== Segment start ==
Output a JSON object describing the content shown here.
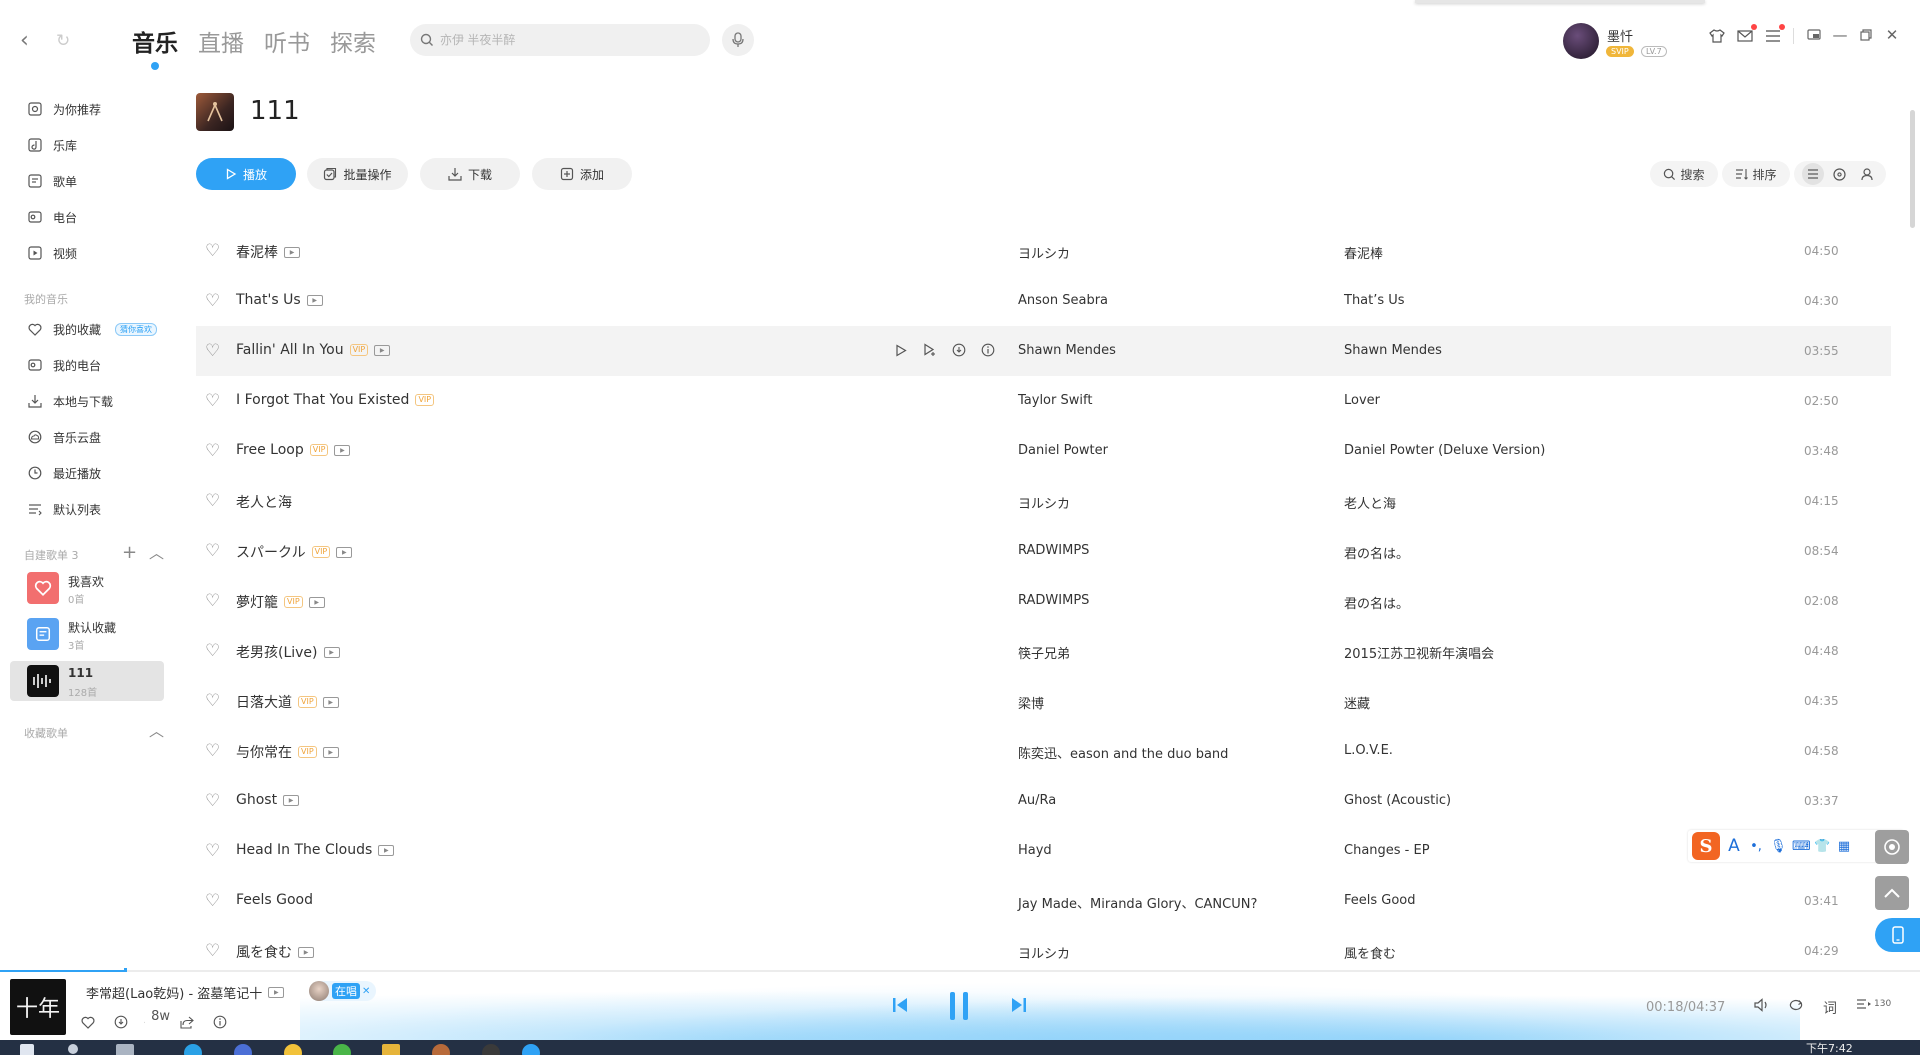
{
  "topbar": {
    "tabs": [
      {
        "label": "音乐",
        "active": true
      },
      {
        "label": "直播",
        "active": false
      },
      {
        "label": "听书",
        "active": false
      },
      {
        "label": "探索",
        "active": false
      }
    ],
    "search_placeholder": "亦伊 半夜半醉",
    "user": {
      "name": "墨忏",
      "svip": "SVIP",
      "level": "LV.7"
    }
  },
  "sidebar": {
    "main_items": [
      {
        "label": "为你推荐",
        "icon": "recommend-icon"
      },
      {
        "label": "乐库",
        "icon": "music-library-icon"
      },
      {
        "label": "歌单",
        "icon": "playlist-icon"
      },
      {
        "label": "电台",
        "icon": "radio-icon"
      },
      {
        "label": "视频",
        "icon": "video-icon"
      }
    ],
    "my_music_title": "我的音乐",
    "my_items": [
      {
        "label": "我的收藏",
        "icon": "heart-icon",
        "tag": "猜你喜欢"
      },
      {
        "label": "我的电台",
        "icon": "radio-icon"
      },
      {
        "label": "本地与下载",
        "icon": "download-icon"
      },
      {
        "label": "音乐云盘",
        "icon": "cloud-icon"
      },
      {
        "label": "最近播放",
        "icon": "clock-icon"
      },
      {
        "label": "默认列表",
        "icon": "list-icon"
      }
    ],
    "created_title": "自建歌单 3",
    "playlists": [
      {
        "name": "我喜欢",
        "count": "0首",
        "color": "#f26f6f"
      },
      {
        "name": "默认收藏",
        "count": "3首",
        "color": "#5aa3f2"
      },
      {
        "name": "111",
        "count": "128首",
        "color": "#111111",
        "active": true
      }
    ],
    "collected_title": "收藏歌单"
  },
  "playlist": {
    "title": "111",
    "actions": {
      "play": "播放",
      "batch": "批量操作",
      "download": "下载",
      "add": "添加"
    },
    "tools": {
      "search": "搜索",
      "sort": "排序"
    }
  },
  "tracks": [
    {
      "title": "春泥棒",
      "vip": false,
      "mv": true,
      "artist": "ヨルシカ",
      "album": "春泥棒",
      "duration": "04:50"
    },
    {
      "title": "That's Us",
      "vip": false,
      "mv": true,
      "artist": "Anson Seabra",
      "album": "That’s Us",
      "duration": "04:30"
    },
    {
      "title": "Fallin' All In You",
      "vip": true,
      "mv": true,
      "artist": "Shawn Mendes",
      "album": "Shawn Mendes",
      "duration": "03:55",
      "hover": true
    },
    {
      "title": "I Forgot That You Existed",
      "vip": true,
      "mv": false,
      "artist": "Taylor Swift",
      "album": "Lover",
      "duration": "02:50"
    },
    {
      "title": "Free Loop",
      "vip": true,
      "mv": true,
      "artist": "Daniel Powter",
      "album": "Daniel Powter (Deluxe Version)",
      "duration": "03:48"
    },
    {
      "title": "老人と海",
      "vip": false,
      "mv": false,
      "artist": "ヨルシカ",
      "album": "老人と海",
      "duration": "04:15"
    },
    {
      "title": "スパークル",
      "vip": true,
      "mv": true,
      "artist": "RADWIMPS",
      "album": "君の名は。",
      "duration": "08:54"
    },
    {
      "title": "夢灯籠",
      "vip": true,
      "mv": true,
      "artist": "RADWIMPS",
      "album": "君の名は。",
      "duration": "02:08"
    },
    {
      "title": "老男孩(Live)",
      "vip": false,
      "mv": true,
      "artist": "筷子兄弟",
      "album": "2015江苏卫视新年演唱会",
      "duration": "04:48"
    },
    {
      "title": "日落大道",
      "vip": true,
      "mv": true,
      "artist": "梁博",
      "album": "迷藏",
      "duration": "04:35"
    },
    {
      "title": "与你常在",
      "vip": true,
      "mv": true,
      "artist": "陈奕迅、eason and the duo band",
      "album": "L.O.V.E.",
      "duration": "04:58"
    },
    {
      "title": "Ghost",
      "vip": false,
      "mv": true,
      "artist": "Au/Ra",
      "album": "Ghost (Acoustic)",
      "duration": "03:37"
    },
    {
      "title": "Head In The Clouds",
      "vip": false,
      "mv": true,
      "artist": "Hayd",
      "album": "Changes - EP",
      "duration": ""
    },
    {
      "title": "Feels Good",
      "vip": false,
      "mv": false,
      "artist": "Jay Made、Miranda Glory、CANCUN?",
      "album": "Feels Good",
      "duration": "03:41"
    },
    {
      "title": "風を食む",
      "vip": false,
      "mv": true,
      "artist": "ヨルシカ",
      "album": "風を食む",
      "duration": "04:29"
    }
  ],
  "player": {
    "now_playing": "李常超(Lao乾妈) - 盗墓笔记十",
    "live_label": "在唱",
    "comment_count": "8w",
    "time": "00:18/04:37",
    "progress": 0.065,
    "lyrics_label": "词",
    "queue_count": "130",
    "cover_text": "十年"
  },
  "ime": {
    "logo": "S",
    "lang": "A"
  },
  "taskbar": {
    "clock": "下午7:42"
  },
  "colors": {
    "accent": "#2fa2f5",
    "vip": "#f0a43a"
  }
}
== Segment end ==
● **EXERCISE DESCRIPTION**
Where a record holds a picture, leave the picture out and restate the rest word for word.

● **SOLUTION**
Output a JSON object describing the content shown here.
{
  "topbar": {
    "tabs": [
      {
        "label": "音乐",
        "active": true
      },
      {
        "label": "直播",
        "active": false
      },
      {
        "label": "听书",
        "active": false
      },
      {
        "label": "探索",
        "active": false
      }
    ],
    "search_placeholder": "亦伊 半夜半醉",
    "user": {
      "name": "墨忏",
      "svip": "SVIP",
      "level": "LV.7"
    }
  },
  "sidebar": {
    "main_items": [
      {
        "label": "为你推荐",
        "icon": "recommend-icon"
      },
      {
        "label": "乐库",
        "icon": "music-library-icon"
      },
      {
        "label": "歌单",
        "icon": "playlist-icon"
      },
      {
        "label": "电台",
        "icon": "radio-icon"
      },
      {
        "label": "视频",
        "icon": "video-icon"
      }
    ],
    "my_music_title": "我的音乐",
    "my_items": [
      {
        "label": "我的收藏",
        "icon": "heart-icon",
        "tag": "猜你喜欢"
      },
      {
        "label": "我的电台",
        "icon": "radio-icon"
      },
      {
        "label": "本地与下载",
        "icon": "download-icon"
      },
      {
        "label": "音乐云盘",
        "icon": "cloud-icon"
      },
      {
        "label": "最近播放",
        "icon": "clock-icon"
      },
      {
        "label": "默认列表",
        "icon": "list-icon"
      }
    ],
    "created_title": "自建歌单 3",
    "playlists": [
      {
        "name": "我喜欢",
        "count": "0首",
        "color": "#f26f6f"
      },
      {
        "name": "默认收藏",
        "count": "3首",
        "color": "#5aa3f2"
      },
      {
        "name": "111",
        "count": "128首",
        "color": "#111111",
        "active": true
      }
    ],
    "collected_title": "收藏歌单"
  },
  "playlist": {
    "title": "111",
    "actions": {
      "play": "播放",
      "batch": "批量操作",
      "download": "下载",
      "add": "添加"
    },
    "tools": {
      "search": "搜索",
      "sort": "排序"
    }
  },
  "tracks": [
    {
      "title": "春泥棒",
      "vip": false,
      "mv": true,
      "artist": "ヨルシカ",
      "album": "春泥棒",
      "duration": "04:50"
    },
    {
      "title": "That's Us",
      "vip": false,
      "mv": true,
      "artist": "Anson Seabra",
      "album": "That’s Us",
      "duration": "04:30"
    },
    {
      "title": "Fallin' All In You",
      "vip": true,
      "mv": true,
      "artist": "Shawn Mendes",
      "album": "Shawn Mendes",
      "duration": "03:55",
      "hover": true
    },
    {
      "title": "I Forgot That You Existed",
      "vip": true,
      "mv": false,
      "artist": "Taylor Swift",
      "album": "Lover",
      "duration": "02:50"
    },
    {
      "title": "Free Loop",
      "vip": true,
      "mv": true,
      "artist": "Daniel Powter",
      "album": "Daniel Powter (Deluxe Version)",
      "duration": "03:48"
    },
    {
      "title": "老人と海",
      "vip": false,
      "mv": false,
      "artist": "ヨルシカ",
      "album": "老人と海",
      "duration": "04:15"
    },
    {
      "title": "スパークル",
      "vip": true,
      "mv": true,
      "artist": "RADWIMPS",
      "album": "君の名は。",
      "duration": "08:54"
    },
    {
      "title": "夢灯籠",
      "vip": true,
      "mv": true,
      "artist": "RADWIMPS",
      "album": "君の名は。",
      "duration": "02:08"
    },
    {
      "title": "老男孩(Live)",
      "vip": false,
      "mv": true,
      "artist": "筷子兄弟",
      "album": "2015江苏卫视新年演唱会",
      "duration": "04:48"
    },
    {
      "title": "日落大道",
      "vip": true,
      "mv": true,
      "artist": "梁博",
      "album": "迷藏",
      "duration": "04:35"
    },
    {
      "title": "与你常在",
      "vip": true,
      "mv": true,
      "artist": "陈奕迅、eason and the duo band",
      "album": "L.O.V.E.",
      "duration": "04:58"
    },
    {
      "title": "Ghost",
      "vip": false,
      "mv": true,
      "artist": "Au/Ra",
      "album": "Ghost (Acoustic)",
      "duration": "03:37"
    },
    {
      "title": "Head In The Clouds",
      "vip": false,
      "mv": true,
      "artist": "Hayd",
      "album": "Changes - EP",
      "duration": ""
    },
    {
      "title": "Feels Good",
      "vip": false,
      "mv": false,
      "artist": "Jay Made、Miranda Glory、CANCUN?",
      "album": "Feels Good",
      "duration": "03:41"
    },
    {
      "title": "風を食む",
      "vip": false,
      "mv": true,
      "artist": "ヨルシカ",
      "album": "風を食む",
      "duration": "04:29"
    }
  ],
  "player": {
    "now_playing": "李常超(Lao乾妈) - 盗墓笔记十",
    "live_label": "在唱",
    "comment_count": "8w",
    "time": "00:18/04:37",
    "progress": 0.065,
    "lyrics_label": "词",
    "queue_count": "130",
    "cover_text": "十年"
  },
  "ime": {
    "logo": "S",
    "lang": "A"
  },
  "taskbar": {
    "clock": "下午7:42"
  },
  "colors": {
    "accent": "#2fa2f5",
    "vip": "#f0a43a"
  }
}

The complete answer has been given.